**WORK REQUIRED**:
In the data below, how many lines contain the word "Action"? Answer with the number alone.

───

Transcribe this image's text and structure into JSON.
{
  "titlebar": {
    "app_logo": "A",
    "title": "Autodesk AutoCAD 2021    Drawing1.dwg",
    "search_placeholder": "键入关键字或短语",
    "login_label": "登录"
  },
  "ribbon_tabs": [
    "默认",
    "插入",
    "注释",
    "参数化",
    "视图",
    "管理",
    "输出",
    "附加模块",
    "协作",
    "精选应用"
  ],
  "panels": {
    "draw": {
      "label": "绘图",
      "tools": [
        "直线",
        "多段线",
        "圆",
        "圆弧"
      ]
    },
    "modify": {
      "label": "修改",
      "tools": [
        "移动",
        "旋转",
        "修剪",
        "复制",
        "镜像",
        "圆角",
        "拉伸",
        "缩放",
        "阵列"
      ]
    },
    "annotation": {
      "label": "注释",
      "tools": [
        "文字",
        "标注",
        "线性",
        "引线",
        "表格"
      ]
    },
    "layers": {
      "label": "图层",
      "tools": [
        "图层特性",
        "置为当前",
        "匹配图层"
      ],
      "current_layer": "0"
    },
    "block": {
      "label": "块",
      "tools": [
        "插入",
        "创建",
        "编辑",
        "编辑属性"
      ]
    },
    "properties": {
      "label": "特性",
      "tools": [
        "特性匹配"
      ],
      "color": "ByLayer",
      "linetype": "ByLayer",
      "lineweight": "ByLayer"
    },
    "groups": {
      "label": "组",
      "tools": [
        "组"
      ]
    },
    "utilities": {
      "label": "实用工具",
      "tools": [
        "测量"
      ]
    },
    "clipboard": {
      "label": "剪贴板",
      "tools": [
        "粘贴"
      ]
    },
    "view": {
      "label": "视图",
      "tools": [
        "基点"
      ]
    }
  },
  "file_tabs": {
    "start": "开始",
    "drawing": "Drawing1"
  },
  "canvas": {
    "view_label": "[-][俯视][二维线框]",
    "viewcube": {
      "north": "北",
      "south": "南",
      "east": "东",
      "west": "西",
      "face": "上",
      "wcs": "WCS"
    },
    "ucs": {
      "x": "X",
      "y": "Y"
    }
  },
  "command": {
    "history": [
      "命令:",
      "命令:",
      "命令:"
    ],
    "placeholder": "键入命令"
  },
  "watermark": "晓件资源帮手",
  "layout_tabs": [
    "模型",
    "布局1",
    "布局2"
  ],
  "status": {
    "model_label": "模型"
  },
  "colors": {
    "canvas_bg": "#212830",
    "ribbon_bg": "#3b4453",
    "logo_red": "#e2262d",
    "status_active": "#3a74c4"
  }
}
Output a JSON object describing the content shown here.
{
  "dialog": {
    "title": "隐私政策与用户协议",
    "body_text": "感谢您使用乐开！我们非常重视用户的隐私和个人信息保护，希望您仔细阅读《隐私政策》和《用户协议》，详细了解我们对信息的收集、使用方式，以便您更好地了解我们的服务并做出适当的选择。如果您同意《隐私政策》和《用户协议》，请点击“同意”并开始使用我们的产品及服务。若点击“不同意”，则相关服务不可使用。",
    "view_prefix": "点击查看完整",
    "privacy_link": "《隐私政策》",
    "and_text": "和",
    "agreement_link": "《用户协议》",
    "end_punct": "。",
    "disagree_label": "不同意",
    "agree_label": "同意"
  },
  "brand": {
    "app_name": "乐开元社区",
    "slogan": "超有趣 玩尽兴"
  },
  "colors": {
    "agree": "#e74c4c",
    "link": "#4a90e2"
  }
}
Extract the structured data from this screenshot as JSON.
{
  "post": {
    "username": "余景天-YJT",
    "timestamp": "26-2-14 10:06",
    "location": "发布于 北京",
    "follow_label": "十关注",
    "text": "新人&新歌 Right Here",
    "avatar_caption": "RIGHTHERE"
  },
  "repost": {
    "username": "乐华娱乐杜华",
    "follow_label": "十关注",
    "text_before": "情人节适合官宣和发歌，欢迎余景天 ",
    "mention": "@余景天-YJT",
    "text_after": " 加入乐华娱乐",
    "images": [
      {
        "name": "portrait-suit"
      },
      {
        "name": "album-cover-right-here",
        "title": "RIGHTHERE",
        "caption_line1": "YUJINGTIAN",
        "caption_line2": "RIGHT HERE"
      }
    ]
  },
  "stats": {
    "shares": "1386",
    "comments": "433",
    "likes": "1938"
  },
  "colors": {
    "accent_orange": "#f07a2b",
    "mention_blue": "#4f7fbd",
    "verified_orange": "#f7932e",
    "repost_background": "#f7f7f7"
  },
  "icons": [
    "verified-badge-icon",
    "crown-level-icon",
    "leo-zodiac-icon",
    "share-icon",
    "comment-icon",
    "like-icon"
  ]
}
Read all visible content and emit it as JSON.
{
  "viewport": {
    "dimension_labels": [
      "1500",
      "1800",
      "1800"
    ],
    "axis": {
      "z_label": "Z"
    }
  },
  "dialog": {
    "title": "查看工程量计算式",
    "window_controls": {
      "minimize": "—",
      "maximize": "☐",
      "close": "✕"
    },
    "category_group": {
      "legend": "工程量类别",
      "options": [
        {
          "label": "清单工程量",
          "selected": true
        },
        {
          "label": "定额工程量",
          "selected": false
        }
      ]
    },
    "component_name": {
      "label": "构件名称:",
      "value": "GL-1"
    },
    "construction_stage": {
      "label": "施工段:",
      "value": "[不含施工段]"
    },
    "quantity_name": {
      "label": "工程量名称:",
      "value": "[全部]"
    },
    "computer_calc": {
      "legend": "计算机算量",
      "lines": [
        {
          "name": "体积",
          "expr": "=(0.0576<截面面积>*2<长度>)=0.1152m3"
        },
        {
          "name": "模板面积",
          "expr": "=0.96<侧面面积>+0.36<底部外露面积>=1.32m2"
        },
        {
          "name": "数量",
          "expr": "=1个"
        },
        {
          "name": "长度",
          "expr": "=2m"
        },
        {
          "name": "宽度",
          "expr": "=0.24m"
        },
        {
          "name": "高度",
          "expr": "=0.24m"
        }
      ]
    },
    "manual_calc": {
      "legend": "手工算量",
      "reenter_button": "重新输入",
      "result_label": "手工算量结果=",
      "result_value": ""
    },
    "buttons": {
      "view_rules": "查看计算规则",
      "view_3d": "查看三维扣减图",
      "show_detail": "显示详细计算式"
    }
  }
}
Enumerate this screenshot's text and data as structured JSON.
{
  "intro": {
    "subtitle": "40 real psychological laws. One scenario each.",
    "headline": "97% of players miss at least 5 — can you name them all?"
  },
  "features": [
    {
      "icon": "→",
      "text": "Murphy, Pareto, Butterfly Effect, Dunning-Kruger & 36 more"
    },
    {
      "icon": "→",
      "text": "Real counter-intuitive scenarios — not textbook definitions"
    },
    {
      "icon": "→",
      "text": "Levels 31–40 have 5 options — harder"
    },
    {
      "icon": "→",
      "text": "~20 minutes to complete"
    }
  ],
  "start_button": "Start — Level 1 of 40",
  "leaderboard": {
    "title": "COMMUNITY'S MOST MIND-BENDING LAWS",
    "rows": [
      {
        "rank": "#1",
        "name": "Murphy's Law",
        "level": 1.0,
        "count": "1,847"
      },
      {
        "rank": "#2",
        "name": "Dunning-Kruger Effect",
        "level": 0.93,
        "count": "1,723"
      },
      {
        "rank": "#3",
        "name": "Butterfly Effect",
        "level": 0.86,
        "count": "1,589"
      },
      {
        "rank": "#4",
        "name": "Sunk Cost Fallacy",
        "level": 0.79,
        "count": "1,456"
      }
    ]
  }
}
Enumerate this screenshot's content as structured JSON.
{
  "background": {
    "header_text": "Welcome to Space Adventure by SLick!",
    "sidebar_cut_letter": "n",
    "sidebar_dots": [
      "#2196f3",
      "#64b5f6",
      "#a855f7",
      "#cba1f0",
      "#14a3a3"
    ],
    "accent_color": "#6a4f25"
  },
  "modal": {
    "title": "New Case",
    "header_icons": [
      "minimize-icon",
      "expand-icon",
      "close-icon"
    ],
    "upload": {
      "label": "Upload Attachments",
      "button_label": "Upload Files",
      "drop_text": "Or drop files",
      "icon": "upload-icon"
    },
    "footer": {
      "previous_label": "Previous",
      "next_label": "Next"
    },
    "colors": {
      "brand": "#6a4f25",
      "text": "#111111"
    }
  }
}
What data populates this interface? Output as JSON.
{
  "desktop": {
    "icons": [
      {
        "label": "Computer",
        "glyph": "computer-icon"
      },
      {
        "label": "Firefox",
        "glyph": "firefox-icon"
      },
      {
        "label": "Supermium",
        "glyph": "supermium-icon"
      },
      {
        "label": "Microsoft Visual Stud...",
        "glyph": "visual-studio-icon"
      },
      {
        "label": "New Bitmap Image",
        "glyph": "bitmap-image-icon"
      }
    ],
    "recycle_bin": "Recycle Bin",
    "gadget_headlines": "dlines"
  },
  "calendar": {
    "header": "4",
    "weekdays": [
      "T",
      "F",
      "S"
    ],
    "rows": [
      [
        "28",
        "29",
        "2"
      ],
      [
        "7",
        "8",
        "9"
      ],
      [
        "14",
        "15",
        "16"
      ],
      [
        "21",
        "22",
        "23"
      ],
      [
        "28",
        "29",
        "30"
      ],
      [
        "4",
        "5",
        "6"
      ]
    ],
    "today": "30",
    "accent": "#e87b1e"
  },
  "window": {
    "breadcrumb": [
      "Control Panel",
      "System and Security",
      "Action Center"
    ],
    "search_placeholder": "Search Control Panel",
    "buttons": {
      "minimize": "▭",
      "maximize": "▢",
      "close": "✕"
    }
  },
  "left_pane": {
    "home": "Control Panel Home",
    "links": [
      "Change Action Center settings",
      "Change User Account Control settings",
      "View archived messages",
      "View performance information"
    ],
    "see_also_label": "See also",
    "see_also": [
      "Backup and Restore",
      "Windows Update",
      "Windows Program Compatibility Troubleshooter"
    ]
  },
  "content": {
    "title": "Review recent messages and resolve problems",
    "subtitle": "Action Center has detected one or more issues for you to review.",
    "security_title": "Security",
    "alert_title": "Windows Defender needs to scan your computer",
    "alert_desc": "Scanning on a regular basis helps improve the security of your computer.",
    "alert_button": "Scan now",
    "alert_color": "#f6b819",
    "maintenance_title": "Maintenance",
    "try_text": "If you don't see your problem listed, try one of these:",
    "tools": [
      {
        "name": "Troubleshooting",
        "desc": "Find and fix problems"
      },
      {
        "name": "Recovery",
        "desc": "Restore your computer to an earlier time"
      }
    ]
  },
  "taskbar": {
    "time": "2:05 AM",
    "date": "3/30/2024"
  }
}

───

**SOLUTION BELOW**:
3